Adaptation to water-related risks and impacts combine a diverse types of actions as structural and non-structural measures to avoid flooding, enhancing natural water retention, water management, improved irrigation among others. To enhance food availability and security in this impacted climate environment adaptations can have many options which include cultivar improvements, agroforestry, community-based adaptation, farm and landscape diversification, and urban agriculture. Conservation, protection and restoration of terrestrial, freshwater, coastal and ocean ecosystems, is an important pathway to reduce climate change impacts in natural ecosystems.
In relation to energy systems the report states that there is the need to support infrastructure or reliable power systems and efficient water use for new and existing systems.

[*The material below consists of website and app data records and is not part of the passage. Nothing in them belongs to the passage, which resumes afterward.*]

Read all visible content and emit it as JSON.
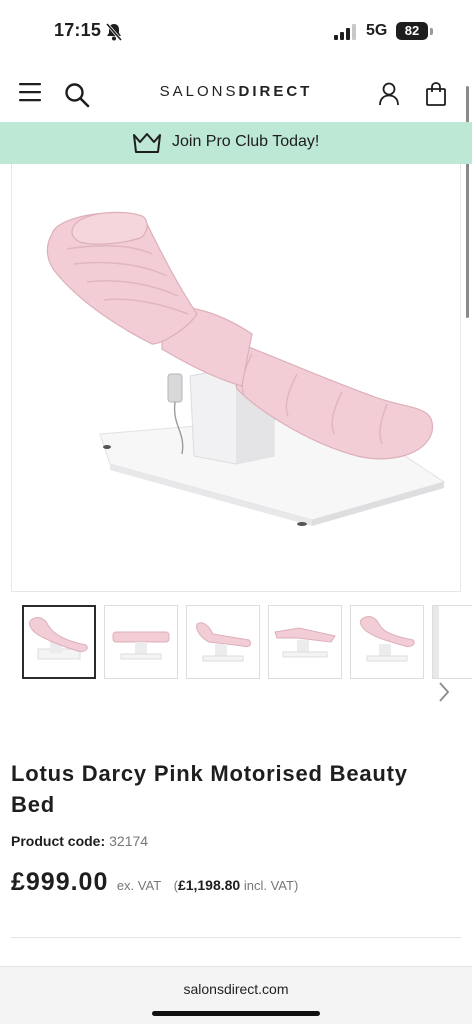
{
  "status_bar": {
    "time": "17:15",
    "network": "5G",
    "battery": "82",
    "icons": [
      "bell-off-icon",
      "signal-icon",
      "battery-icon"
    ]
  },
  "header": {
    "logo_light": "SALONS",
    "logo_bold": "DIRECT",
    "icons": [
      "menu-icon",
      "search-icon",
      "account-icon",
      "bag-icon"
    ]
  },
  "promo": {
    "text": "Join Pro Club Today!",
    "icon": "crown-icon",
    "color": "#bde8d5"
  },
  "gallery": {
    "thumbnail_count": 5,
    "active_index": 0,
    "next_icon": "chevron-right-icon",
    "product_color": "#f2cdd5"
  },
  "product": {
    "title": "Lotus Darcy Pink Motorised Beauty Bed",
    "code_label": "Product code:",
    "code_value": "32174",
    "price": "£999.00",
    "ex_vat_label": "ex. VAT",
    "inc_open": "(",
    "inc_price": "£1,198.80",
    "inc_vat_label": "incl. VAT)"
  },
  "browser": {
    "url": "salonsdirect.com"
  }
}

Energy not based on carbon sources should be diversified including the renewable energy generation like wind, solar and small scales hydroelectric plants.

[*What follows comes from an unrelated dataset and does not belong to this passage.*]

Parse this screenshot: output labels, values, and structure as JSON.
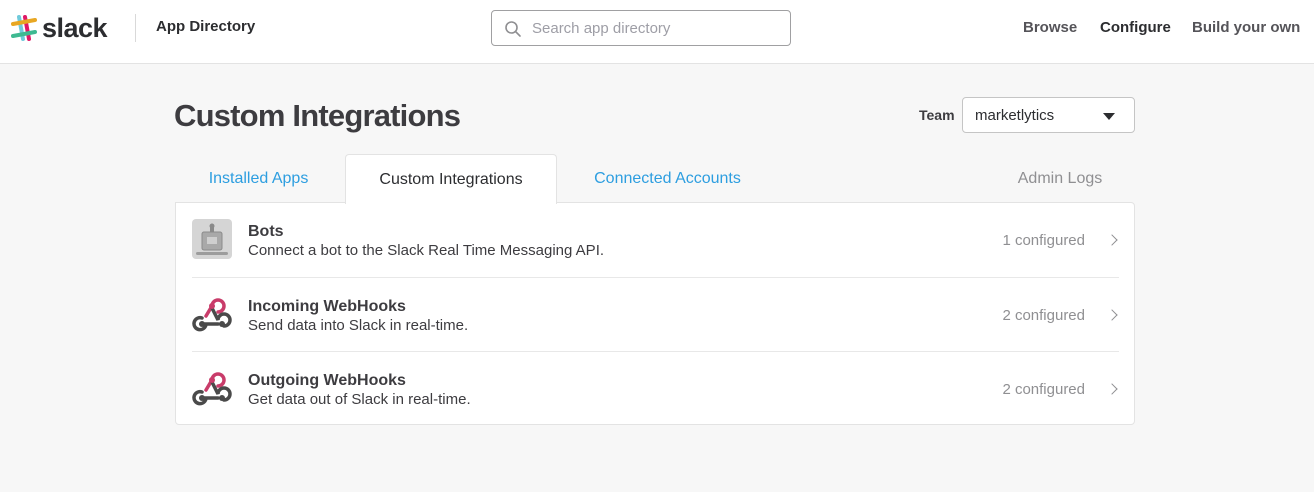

To implement the several adaptation actions is necessary to have political commitment and follow-through across all levels of government which will require large financial, technological and human investments. Government commitment is promoted by rising public awareness and account for transparency mechanisms, monitoring and evaluating the progress. One important issue highlighted by the report is role of ecosystems to tackle global warming.
As stated, it’s important to safeguard biodiversity and ecosystems as they play a crucial role in adaptation and mitigation. The report shows that to maintain the resilience of the biodiversity and ecosystems service in a global scale depends on the conservation of 30% to 50% of Earth`s land, freshwater and ocean areas. Supporting ecosystems integrity and building biodiversity resilience can produce many benefits for people, including livelihoods and provision of food, fiber and water.
The report finally concludes, and I quote: “The cumulative scientific evidence is unequivocal: Climate change is a threat to human well-being and planetary health. Any further delay in concerted anticipatory global action on adaptation and mitigation will miss a brief and rapidly closing window of opportunity to secure a liveable and sustainable future for all”.
About the Author:
Isabela started her work with the environment in 1993 as a Biology Bachelor student at the highly regarded Federal University of Minas Gerais (UFMG/Brazil). Later she joined the Graduate Program on Ecology, Conservation and Management of the Wildlife of the same University (UFMG/Brazil) where she received her Masters degree in 1999. Later, she received her Ph.D. on Soil and Water Science at the University of Florida (USA). During her Ph.D. studies she received an Outstanding Student Poster Award at the ASLO (American Society of Limnology and Oceanography) 2006 Summer Meeting held in Victoria (Canada). After working for the State Government Secretary, consulting environmental company and watershed management company she began her post-doctorate in the Geography Department at UFMG (Brazil). Throughout her career she gathered knowledge and specialized on Biology, Ecology, Soil Science, Limnology, Paleolimnology, Biogeochemistry, Organic Geochemistry, Metal and Environmental pollution.